### Action item
Copy out every entry, keeping each character the same.

Web page and app entries
----

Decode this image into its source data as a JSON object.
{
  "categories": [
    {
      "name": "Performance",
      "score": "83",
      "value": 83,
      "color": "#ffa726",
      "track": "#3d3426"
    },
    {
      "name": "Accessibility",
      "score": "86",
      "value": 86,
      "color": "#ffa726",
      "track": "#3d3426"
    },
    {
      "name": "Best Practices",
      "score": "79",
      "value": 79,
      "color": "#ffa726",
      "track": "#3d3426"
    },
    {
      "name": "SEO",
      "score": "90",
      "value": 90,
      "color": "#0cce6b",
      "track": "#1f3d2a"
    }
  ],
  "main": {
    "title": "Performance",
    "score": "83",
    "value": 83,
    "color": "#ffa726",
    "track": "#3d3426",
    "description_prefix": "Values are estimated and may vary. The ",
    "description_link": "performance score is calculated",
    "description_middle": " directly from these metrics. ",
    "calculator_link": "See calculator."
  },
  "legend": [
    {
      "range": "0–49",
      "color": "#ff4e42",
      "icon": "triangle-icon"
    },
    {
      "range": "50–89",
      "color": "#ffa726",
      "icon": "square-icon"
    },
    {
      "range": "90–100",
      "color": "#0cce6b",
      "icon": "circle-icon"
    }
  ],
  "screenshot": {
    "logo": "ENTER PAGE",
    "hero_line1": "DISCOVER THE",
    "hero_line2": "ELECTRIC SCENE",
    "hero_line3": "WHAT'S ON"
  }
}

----

### Result below
Decode this image into its source data as a JSON object.
{
  "categories": [
    {
      "name": "Performance",
      "score": "83",
      "value": 83,
      "color": "#ffa726",
      "track": "#3d3426"
    },
    {
      "name": "Accessibility",
      "score": "86",
      "value": 86,
      "color": "#ffa726",
      "track": "#3d3426"
    },
    {
      "name": "Best Practices",
      "score": "79",
      "value": 79,
      "color": "#ffa726",
      "track": "#3d3426"
    },
    {
      "name": "SEO",
      "score": "90",
      "value": 90,
      "color": "#0cce6b",
      "track": "#1f3d2a"
    }
  ],
  "main": {
    "title": "Performance",
    "score": "83",
    "value": 83,
    "color": "#ffa726",
    "track": "#3d3426",
    "description_prefix": "Values are estimated and may vary. The ",
    "description_link": "performance score is calculated",
    "description_middle": " directly from these metrics. ",
    "calculator_link": "See calculator."
  },
  "legend": [
    {
      "range": "0–49",
      "color": "#ff4e42",
      "icon": "triangle-icon"
    },
    {
      "range": "50–89",
      "color": "#ffa726",
      "icon": "square-icon"
    },
    {
      "range": "90–100",
      "color": "#0cce6b",
      "icon": "circle-icon"
    }
  ],
  "screenshot": {
    "logo": "ENTER PAGE",
    "hero_line1": "DISCOVER THE",
    "hero_line2": "ELECTRIC SCENE",
    "hero_line3": "WHAT'S ON"
  }
}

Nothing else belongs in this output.